Abstract concepts lying under Cloe are described here for better understanding of why the language looks so.
- Modeling programs
Hundreds of models and paradigms for computer programming have been proposed over the last decades. Although that is quite controversial, object-oriented and functional programming seem to be 2 representative counterparts in terms of states of programs as they encourage stateful and stateless programming styles respectively.
This section reveals the stateful and stateless models of programs on which Cloe is based. The explanation about the former comes first as it is more straightforward and even natural for us to think about such models and then the latter which is easier to be fitted to functional programming.
Stateful models: programs as objects
Before starting to think about programs, we must decide what entities to discuss. To begin with, we define the universe which comprises everything existing in the world.
Next let’s cut a program out from the universe in order to model it. Then it is clearly visible that what we have to focus on are only the program and the rest but nothing else. The rest includes anything except the program like files, application users, and HTTP servers it may interact with.
+---------+ | program | +---------+
The next topic is how programs interact with the rest in the universe. For simplicity, we classify the actions done by programs into 2 categories. Ones are inputs which are pure queries for information towards the outside of the program. The others are effects which cause changes to the outer world like printing strings on terminal and sending HTTP responses back.
input | +----v----+ | program | +----v----+ | effect
A point to notice is that this is a stateful model and the diagram above illustrates just a single moment of the program’s execution. The program may change its state every time when it receives an input.
Stateless models: programs as functions
It is time to make the previous model stateless so that we can apply functional programming to it. The problem is that the program part is not a pure function because having a state. If that is the case, it works well to take the state out from the program and make a loop which feeds back the state to the program itself. Now the program is just a pure function which takes in inputs and previous states to produce effects and next states.
input | +----+ +--v---v--+ | | program | | state +--v---v--+ | | +----+ effect
Then, the loop which passes states around for every input is expanded over time.
input input input | | | initial +----v----+ +----v----+ +----v----+ state --> program >--> program >--> program >-- ... +----v----+ +----v----+ +----v----+ | | | effect effect effect
The diagram is simplified by integrating the initial state into the program and collecting up the inputs and effects.
inputs | +----v----+ | program | +----v----+ | effects
Finally, we obtain the totally stateless and functional model of programs and this is how programs written in Cloe look. Composing a program is equivalent to doing a pure function which maps its inputs to its effects.

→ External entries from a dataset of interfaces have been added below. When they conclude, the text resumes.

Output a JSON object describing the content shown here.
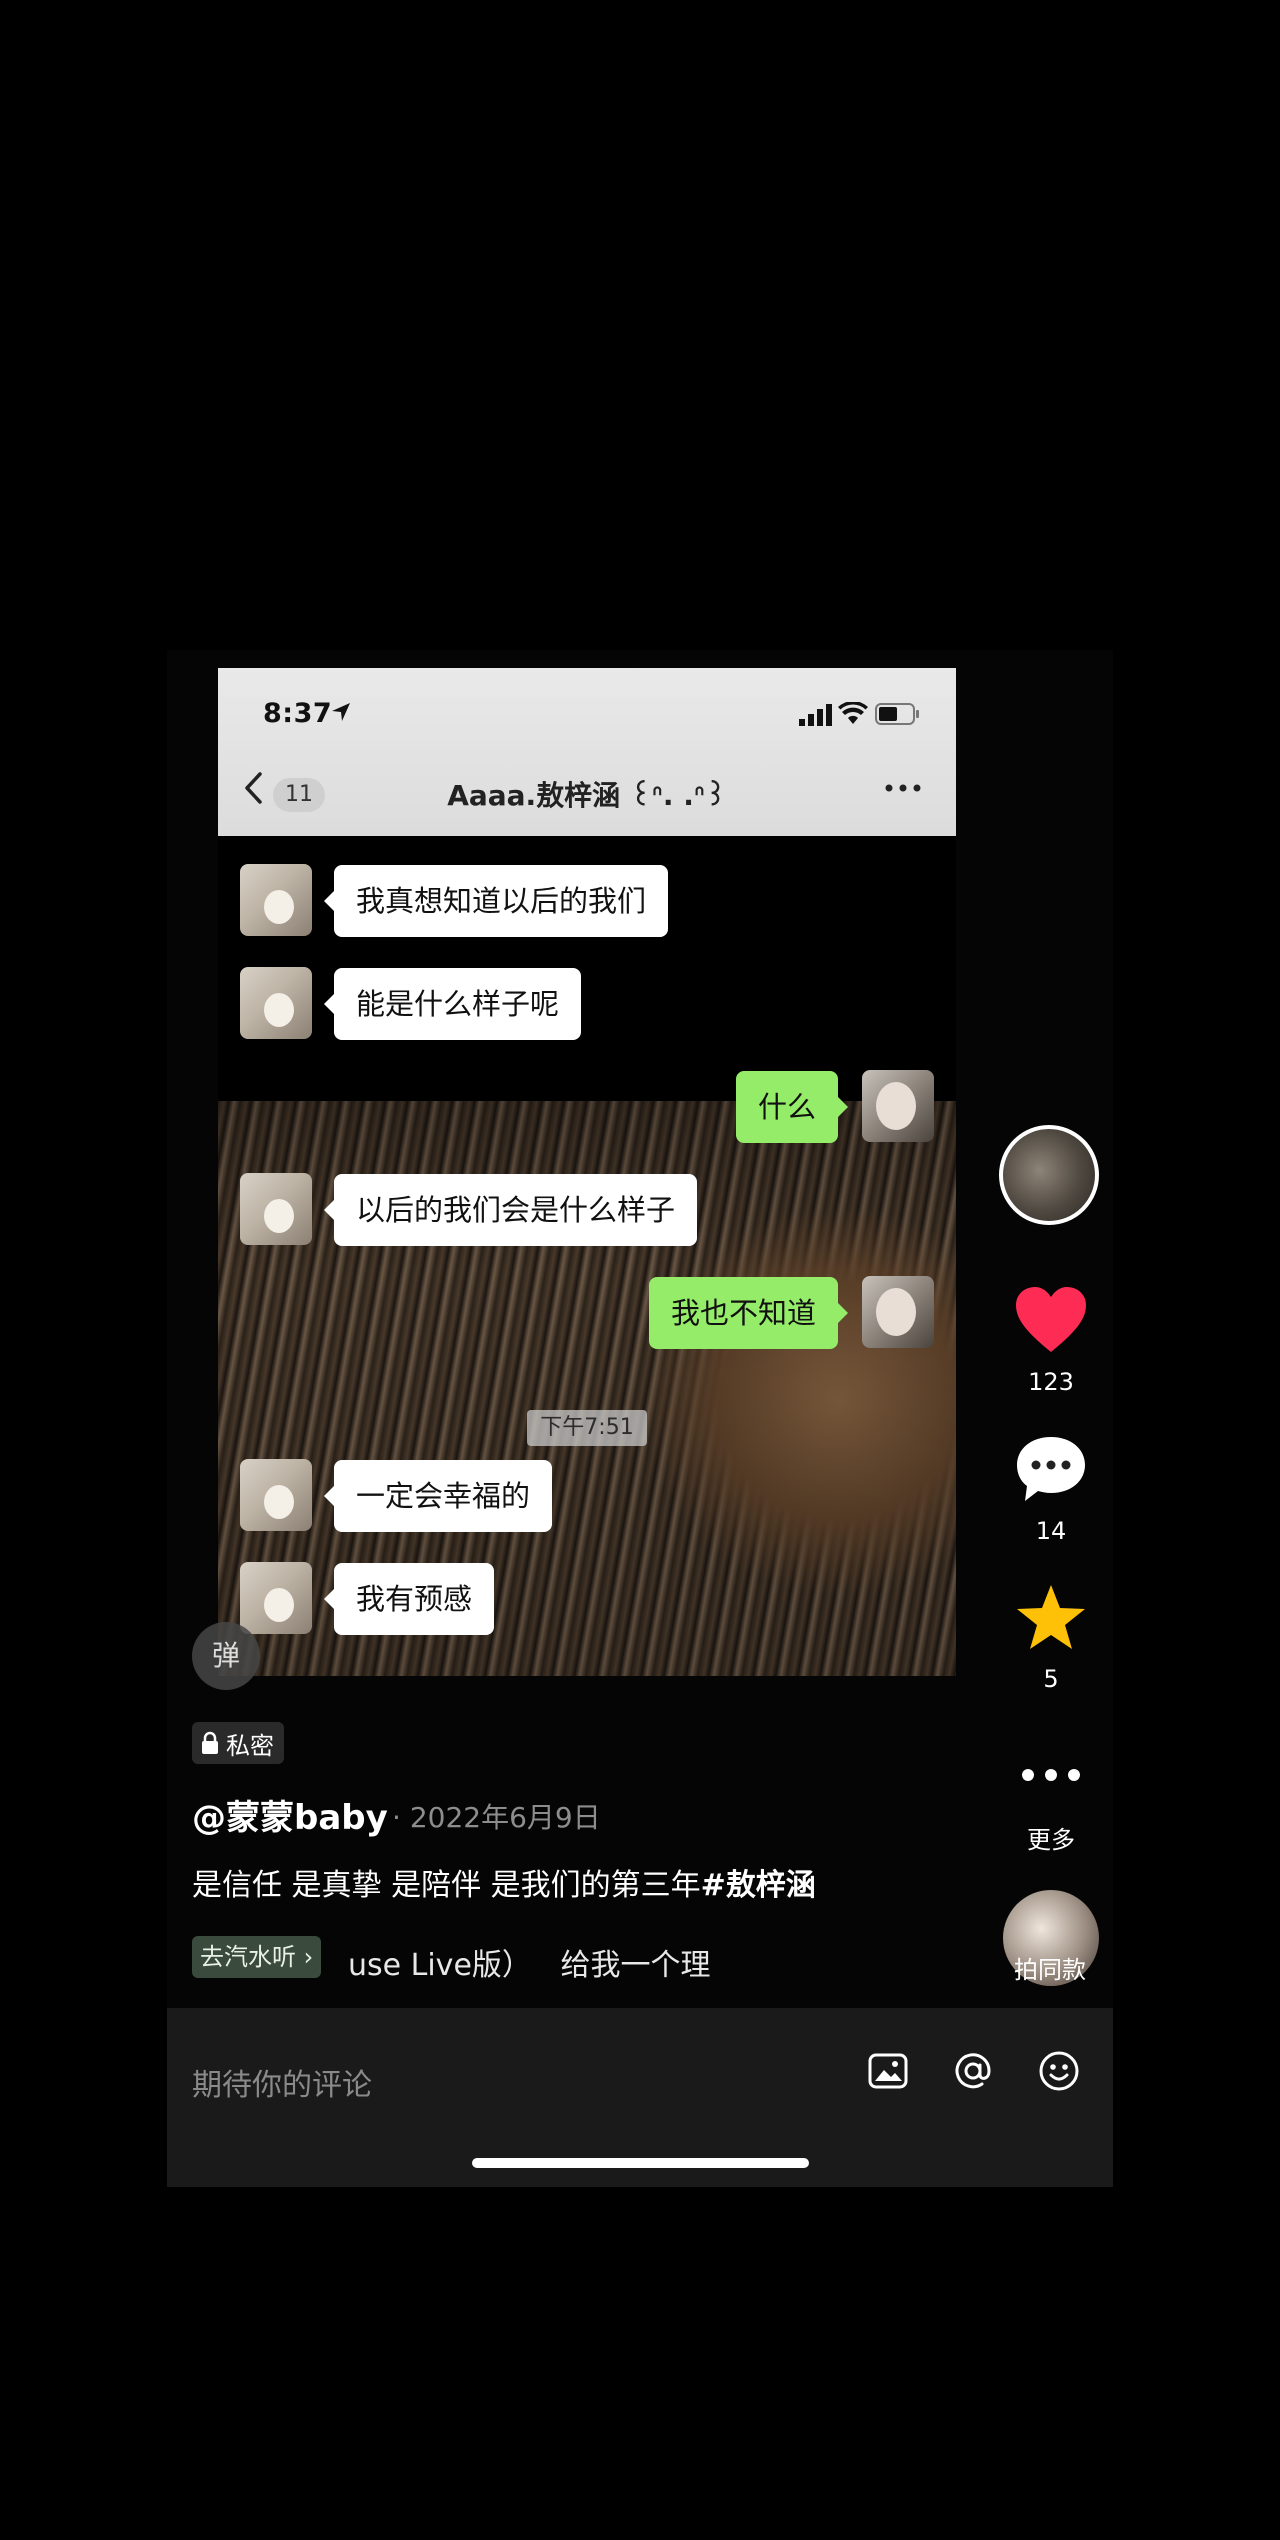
{
  "chat": {
    "status_time": "8:37",
    "back_count": "11",
    "contact_name": "Aaaa.敖梓涵 ꒰ᐢ. .ᐢ꒱",
    "messages": [
      {
        "side": "left",
        "text": "我真想知道以后的我们"
      },
      {
        "side": "left",
        "text": "能是什么样子呢"
      },
      {
        "side": "right",
        "text": "什么"
      },
      {
        "side": "left",
        "text": "以后的我们会是什么样子"
      },
      {
        "side": "right",
        "text": "我也不知道"
      },
      {
        "side": "left",
        "text": "一定会幸福的"
      },
      {
        "side": "left",
        "text": "我有预感"
      }
    ],
    "timestamp": "下午7:51"
  },
  "rail": {
    "likes": "123",
    "comments": "14",
    "favorites": "5",
    "more_label": "更多",
    "same_label": "拍同款",
    "like_color": "#fe2c55",
    "fav_color": "#ffc107"
  },
  "danmu_label": "弹",
  "private_label": "私密",
  "author": "@蒙蒙baby",
  "date": "2022年6月9日",
  "description": "是信任 是真挚 是陪伴 是我们的第三年",
  "hashtag": "#敖梓涵",
  "music": {
    "tag": "去汽水听",
    "text": "use Live版）   给我一个理"
  },
  "comment_bar": {
    "placeholder": "期待你的评论"
  }
}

Programs can be lazy
As inputs are just queries to the outside of programs, they do not have to be evaluated always but only if necessary. What must be guaranteed is only that all effects are run eventually before programs finish.
Reactiveness without theory
The model shows us that potential reactiveness inside programs is elicited exactly by starting executing all effects at once. As a result, programs would run in utmost reactiveness within the limits of computational capacity.
Inputs and effects are infinite in general
If sticking to the model, we need some way to express and handle an infinite number of inputs and effects although available memory is limited. This problem is resolved by lazy evaluation and tail recursion as the former allows function calls to be evaluated on demand and the latter enables infinitely recursive function calls.
No data race
No corrupted data race happens in the model because simultaneous access to the same data occurs only on evaluation of the same function calls demanded by several different expressions and it can be guarded by common exclusive locks.
Parallelism is not free
Although implicit concurrency can be implemented in quite efficient ways, implicit massive parallelism costs a lot on multi-core CPU machines. For instance, when a myriad of threads are spawned, programs will suffer from cache incoherence and huge memory usage, and end up significant slowdown.
Therefore, Cloe’s approach is to parallelize every effect for reactiveness but leave anything else sequential so that users have options of whether they run the computation in parallel or not. Meanwhile, it also provides a primitive function to sequentialize evaluation of expressions because it is sometimes necessary for serial execution of effects or fine memory management.
Observing results of effects
A missing point in the model is how to observe consequences caused by effects. For instance, we may want to check if contents of a file are valid after it has been written.
For that kinds of situations, Cloe has a function to purify the outcome values of impure function calls in cases where they have to be referred by other expressions for retries, error recovery, etc.
Lack of nondeterminism
As programs are just deterministic functions, the model lacks nondeterminism associated with parallelism which are injected spontaneously in other programming languages. This issue is not investigated thoroughly but an obvious problem caused by it is that we cannot sort data by time at which they become available. Moreover, while such sorting is realized easily by something like concurrent queues in other languages, Cloe cannot adopt it because they are mutable data structures.
A solution which is implemented and available currently is a built-in function to do such sorting.